The guest speaker, Shelia Meshinski RN, is with the Henry Ford Health System, is a certified forensic and sexual assault nurse examiner and representative on the Human Trafficking Task Force for the State of Michigan. She also serves on the Health Advisory Board on Human Trafficking for the State of Michigan and the Human Trafficking Task Force for Wayne, Macomb and Oakland counties. Meshinski is also a thirteen-year survivor of sexual human trafficking.
Human trafficking affects people from all walks of life, and Michigan is one of the largest recruitment and destinations for trafficking in the country, made easier by its close proximity to Canada an it's access to waterways. More than 483 cases of human trafficking have been reported in Michigan since 2007.
"It's important to recognize that the issue is widespread and growing at an alarming rate. Physicians need to be trained on how to recognize signs of human trafficking in their patients as well as what to do to help the patient after they have been identified as a victim," said David M. Krhovsky, MD, president of MSMS.
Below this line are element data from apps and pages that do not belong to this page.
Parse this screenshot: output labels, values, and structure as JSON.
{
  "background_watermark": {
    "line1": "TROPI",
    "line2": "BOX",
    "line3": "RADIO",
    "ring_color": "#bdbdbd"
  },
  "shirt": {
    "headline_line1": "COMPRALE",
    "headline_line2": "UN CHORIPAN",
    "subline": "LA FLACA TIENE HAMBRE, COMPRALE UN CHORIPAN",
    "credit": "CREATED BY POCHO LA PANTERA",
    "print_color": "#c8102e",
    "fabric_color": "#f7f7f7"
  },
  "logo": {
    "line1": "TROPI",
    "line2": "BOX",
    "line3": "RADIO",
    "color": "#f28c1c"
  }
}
The Michigan Board of Medicine finalized changes to administrative rules regarding human trafficking education on December 6, 2016. Rule R 338.2413 establishes the training standards required for newly licensed and renewing medical physicians to complete in recognizing the signs of human trafficking. The impetus for the proposed rule was Public Act 343 of 2014, which amended the Public Health Code to require the state to develop training standards for identifying victims of human trafficking. This requirement could be satisfied in many ways, including reading articles and online offerings. Michigan State Licensees renewing for 2017 must complete training by renewal in 2020; renewals for 2018 by
2021 and renewals for 2019 by 2022. Beginning in 2021, completion of the training is a requirement for initial licensure.
The Michigan State Medical Society is a professional association of more than 15,000 Michigan physicians. We serve as a resource for physician education to meet ever changing CME requirements. For more information regarding upcoming human trafficking educational opportunities and other courses, please visit www.msms.org/eo.